  • @SolaGratia JWs would disagree with that translation of John 10:33 based on how Jesus responded by quoting from Psalm 82 in which it's established that non-God individuals (Israelite judges) can be called "gods". Jesus didn't respond by explaining the Trinity, but instead Jesus responded to the accusation of blasphemy by showing that being a "god" doesn't necessarily mean being the Almighty God. – 4castle Feb 23 '18 at 23:14
  • 1
    @4castleCan't get into theology too much in the coments, but Jn 5:18 does not allow that interpretation. – Sola Gratia Feb 24 '18 at 0:01
  • @SolaGratia Compare John 5:18 with John 14:28. Who knew the Truth? Those Jews, or Jesus? John 5:18 starts out with the false statement that Jesus was breaking the Sabbath. Naturally, then, the second statement about Jesus being equal to God is also false. – 4castle Feb 24 '18 at 2:38
  • 1
    @Dee Can't discuss this in the comments, unfortunately. – Sola Gratia Feb 24 '18 at 12:32
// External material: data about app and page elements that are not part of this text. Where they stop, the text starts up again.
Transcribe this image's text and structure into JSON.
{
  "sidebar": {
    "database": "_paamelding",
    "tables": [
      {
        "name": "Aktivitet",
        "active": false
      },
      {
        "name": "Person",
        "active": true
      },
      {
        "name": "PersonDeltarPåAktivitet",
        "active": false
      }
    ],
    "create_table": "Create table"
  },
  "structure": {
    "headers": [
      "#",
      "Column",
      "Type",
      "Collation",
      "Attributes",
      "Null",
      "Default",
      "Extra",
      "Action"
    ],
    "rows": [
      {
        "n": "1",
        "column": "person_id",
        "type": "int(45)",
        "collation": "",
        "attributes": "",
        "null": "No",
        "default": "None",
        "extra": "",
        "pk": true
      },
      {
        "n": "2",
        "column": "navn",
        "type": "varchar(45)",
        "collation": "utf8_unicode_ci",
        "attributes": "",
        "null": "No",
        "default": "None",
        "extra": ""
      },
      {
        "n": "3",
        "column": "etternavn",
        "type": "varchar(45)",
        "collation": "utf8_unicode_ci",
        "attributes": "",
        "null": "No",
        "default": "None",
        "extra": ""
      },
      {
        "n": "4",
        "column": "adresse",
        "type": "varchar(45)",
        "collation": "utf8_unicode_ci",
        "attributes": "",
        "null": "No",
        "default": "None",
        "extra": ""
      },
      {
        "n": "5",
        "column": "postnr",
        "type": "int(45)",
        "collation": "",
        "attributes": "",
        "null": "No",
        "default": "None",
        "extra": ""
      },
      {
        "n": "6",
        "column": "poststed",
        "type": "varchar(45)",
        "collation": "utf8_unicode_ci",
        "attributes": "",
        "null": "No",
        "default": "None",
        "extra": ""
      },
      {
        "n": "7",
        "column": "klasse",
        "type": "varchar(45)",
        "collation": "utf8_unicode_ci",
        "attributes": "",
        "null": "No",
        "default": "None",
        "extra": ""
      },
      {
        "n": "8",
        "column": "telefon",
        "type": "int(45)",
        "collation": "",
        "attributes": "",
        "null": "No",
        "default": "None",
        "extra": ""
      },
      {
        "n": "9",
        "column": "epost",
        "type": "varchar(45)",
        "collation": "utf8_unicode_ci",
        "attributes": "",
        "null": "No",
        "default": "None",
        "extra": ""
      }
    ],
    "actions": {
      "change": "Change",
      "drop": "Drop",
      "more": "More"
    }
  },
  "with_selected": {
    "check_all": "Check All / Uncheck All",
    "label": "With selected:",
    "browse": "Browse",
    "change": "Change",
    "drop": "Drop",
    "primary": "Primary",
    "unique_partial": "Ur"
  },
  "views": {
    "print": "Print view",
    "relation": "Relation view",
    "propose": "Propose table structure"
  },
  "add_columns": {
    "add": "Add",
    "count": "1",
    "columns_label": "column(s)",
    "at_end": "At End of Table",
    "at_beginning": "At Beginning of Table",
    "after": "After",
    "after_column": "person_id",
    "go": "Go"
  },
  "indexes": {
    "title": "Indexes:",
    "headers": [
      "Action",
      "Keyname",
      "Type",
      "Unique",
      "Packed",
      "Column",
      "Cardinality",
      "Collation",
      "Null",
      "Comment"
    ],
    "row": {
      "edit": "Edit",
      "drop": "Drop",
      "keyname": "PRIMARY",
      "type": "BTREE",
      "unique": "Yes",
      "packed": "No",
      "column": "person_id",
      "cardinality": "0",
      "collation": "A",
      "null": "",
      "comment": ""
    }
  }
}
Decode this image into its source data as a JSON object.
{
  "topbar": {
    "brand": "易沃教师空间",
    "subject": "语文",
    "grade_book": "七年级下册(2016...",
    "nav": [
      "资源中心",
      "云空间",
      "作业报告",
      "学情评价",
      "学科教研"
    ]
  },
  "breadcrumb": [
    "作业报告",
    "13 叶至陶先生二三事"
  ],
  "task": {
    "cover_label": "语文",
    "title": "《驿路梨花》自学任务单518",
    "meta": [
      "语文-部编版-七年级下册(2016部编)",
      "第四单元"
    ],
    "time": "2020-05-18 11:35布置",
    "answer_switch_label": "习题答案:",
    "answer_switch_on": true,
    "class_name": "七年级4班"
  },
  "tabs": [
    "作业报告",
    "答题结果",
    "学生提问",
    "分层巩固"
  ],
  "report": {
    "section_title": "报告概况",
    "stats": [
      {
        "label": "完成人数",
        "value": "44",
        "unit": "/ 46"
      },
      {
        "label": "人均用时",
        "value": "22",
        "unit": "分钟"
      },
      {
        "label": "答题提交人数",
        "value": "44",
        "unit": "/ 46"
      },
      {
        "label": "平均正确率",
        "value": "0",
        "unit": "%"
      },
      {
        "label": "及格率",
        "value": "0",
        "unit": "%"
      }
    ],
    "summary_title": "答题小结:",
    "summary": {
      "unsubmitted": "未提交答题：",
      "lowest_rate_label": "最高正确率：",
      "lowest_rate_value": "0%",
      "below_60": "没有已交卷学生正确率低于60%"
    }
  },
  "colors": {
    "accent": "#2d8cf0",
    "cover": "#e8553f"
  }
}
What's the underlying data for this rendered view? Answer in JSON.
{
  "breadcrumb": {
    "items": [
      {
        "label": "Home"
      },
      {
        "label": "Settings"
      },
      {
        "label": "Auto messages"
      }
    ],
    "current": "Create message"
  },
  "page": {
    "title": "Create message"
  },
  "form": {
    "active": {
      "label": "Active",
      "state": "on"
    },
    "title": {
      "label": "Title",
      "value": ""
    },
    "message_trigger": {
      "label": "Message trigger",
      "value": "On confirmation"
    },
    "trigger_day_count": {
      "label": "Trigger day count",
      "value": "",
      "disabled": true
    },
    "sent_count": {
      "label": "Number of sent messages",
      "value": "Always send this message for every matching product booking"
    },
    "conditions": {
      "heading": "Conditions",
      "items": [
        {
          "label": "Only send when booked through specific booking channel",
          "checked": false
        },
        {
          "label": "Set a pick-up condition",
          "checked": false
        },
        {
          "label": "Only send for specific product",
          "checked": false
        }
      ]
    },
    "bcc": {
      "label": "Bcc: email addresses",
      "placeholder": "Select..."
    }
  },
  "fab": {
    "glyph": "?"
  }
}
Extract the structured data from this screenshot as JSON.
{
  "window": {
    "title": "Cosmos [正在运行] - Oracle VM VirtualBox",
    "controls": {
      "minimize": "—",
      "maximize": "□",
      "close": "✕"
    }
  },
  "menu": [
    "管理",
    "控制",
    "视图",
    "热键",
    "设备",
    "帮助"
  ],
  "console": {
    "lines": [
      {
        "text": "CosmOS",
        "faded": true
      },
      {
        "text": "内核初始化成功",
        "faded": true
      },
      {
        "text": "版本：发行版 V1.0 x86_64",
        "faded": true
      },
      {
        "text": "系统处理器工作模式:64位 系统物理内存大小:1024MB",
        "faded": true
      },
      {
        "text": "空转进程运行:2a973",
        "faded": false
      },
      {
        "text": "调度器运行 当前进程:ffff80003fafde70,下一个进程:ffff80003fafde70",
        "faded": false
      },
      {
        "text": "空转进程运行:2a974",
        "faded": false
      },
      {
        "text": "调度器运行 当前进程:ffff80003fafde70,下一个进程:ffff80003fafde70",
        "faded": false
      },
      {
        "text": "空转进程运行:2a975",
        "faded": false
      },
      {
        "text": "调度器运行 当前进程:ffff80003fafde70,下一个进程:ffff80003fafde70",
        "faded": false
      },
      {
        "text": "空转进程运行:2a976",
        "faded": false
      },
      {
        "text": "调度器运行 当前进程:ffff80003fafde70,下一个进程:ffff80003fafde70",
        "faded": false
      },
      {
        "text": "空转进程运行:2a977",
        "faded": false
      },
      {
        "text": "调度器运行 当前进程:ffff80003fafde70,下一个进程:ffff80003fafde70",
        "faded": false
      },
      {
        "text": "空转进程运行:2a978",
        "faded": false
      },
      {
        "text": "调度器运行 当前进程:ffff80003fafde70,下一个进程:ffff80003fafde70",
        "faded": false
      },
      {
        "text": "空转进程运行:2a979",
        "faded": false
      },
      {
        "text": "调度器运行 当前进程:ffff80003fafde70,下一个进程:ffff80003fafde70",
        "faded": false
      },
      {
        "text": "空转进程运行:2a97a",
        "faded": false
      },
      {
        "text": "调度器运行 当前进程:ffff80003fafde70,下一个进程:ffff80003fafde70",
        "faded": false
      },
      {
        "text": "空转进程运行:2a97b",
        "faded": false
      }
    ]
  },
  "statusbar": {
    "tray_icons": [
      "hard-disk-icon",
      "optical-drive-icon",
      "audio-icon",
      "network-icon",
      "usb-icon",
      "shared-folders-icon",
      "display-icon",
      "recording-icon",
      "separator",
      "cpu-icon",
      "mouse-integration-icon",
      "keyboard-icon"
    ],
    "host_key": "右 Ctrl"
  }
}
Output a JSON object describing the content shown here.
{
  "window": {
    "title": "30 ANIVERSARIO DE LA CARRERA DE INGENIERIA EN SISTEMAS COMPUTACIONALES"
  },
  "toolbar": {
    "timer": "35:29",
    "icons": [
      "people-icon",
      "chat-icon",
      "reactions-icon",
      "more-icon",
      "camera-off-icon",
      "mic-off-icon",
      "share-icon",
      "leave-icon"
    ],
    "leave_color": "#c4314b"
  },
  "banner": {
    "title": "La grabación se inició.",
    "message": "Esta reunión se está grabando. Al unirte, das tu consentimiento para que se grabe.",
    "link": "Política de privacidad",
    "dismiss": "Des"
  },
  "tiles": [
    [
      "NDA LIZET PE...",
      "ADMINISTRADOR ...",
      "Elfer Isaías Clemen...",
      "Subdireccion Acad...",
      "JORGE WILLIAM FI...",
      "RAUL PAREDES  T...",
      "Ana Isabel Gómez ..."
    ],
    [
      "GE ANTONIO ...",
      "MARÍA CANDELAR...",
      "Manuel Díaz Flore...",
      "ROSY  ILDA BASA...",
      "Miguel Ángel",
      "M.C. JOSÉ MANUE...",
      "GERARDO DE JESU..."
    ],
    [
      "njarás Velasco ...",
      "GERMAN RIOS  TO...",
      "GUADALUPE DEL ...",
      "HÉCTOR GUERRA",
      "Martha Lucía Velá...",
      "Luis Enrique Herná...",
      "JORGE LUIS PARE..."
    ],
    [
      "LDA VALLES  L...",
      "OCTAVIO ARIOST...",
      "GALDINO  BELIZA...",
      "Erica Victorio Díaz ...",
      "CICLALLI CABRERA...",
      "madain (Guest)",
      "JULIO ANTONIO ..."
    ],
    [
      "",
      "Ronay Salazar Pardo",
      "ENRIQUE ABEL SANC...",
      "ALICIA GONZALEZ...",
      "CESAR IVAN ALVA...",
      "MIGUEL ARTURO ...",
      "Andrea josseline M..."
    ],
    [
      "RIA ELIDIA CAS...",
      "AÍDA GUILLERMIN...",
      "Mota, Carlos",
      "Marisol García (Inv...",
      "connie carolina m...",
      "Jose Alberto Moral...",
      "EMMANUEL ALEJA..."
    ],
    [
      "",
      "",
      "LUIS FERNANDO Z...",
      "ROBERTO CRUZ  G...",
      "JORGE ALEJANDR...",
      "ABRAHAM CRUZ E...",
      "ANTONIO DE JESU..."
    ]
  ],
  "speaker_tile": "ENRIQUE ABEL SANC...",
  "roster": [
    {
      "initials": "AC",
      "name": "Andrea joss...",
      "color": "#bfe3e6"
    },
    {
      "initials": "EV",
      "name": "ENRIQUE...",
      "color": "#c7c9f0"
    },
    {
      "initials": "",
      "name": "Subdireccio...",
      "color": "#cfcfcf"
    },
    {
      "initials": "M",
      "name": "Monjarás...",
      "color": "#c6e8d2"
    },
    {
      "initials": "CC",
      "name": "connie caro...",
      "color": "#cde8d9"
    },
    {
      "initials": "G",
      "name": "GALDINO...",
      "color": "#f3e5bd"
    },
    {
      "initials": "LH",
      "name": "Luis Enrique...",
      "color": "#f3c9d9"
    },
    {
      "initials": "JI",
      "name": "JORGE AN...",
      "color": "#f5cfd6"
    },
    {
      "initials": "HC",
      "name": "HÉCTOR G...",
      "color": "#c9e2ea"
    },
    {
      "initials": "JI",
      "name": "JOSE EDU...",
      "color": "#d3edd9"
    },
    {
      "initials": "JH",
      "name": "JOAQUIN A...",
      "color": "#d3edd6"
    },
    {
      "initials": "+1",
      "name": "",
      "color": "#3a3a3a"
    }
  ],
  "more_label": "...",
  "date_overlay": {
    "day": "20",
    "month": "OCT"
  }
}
Your Answer

By clicking “Post Your Answer”, you agree to our terms of service, privacy policy and cookie policy

Not the answer you're looking for? Browse other questions tagged or ask your own question.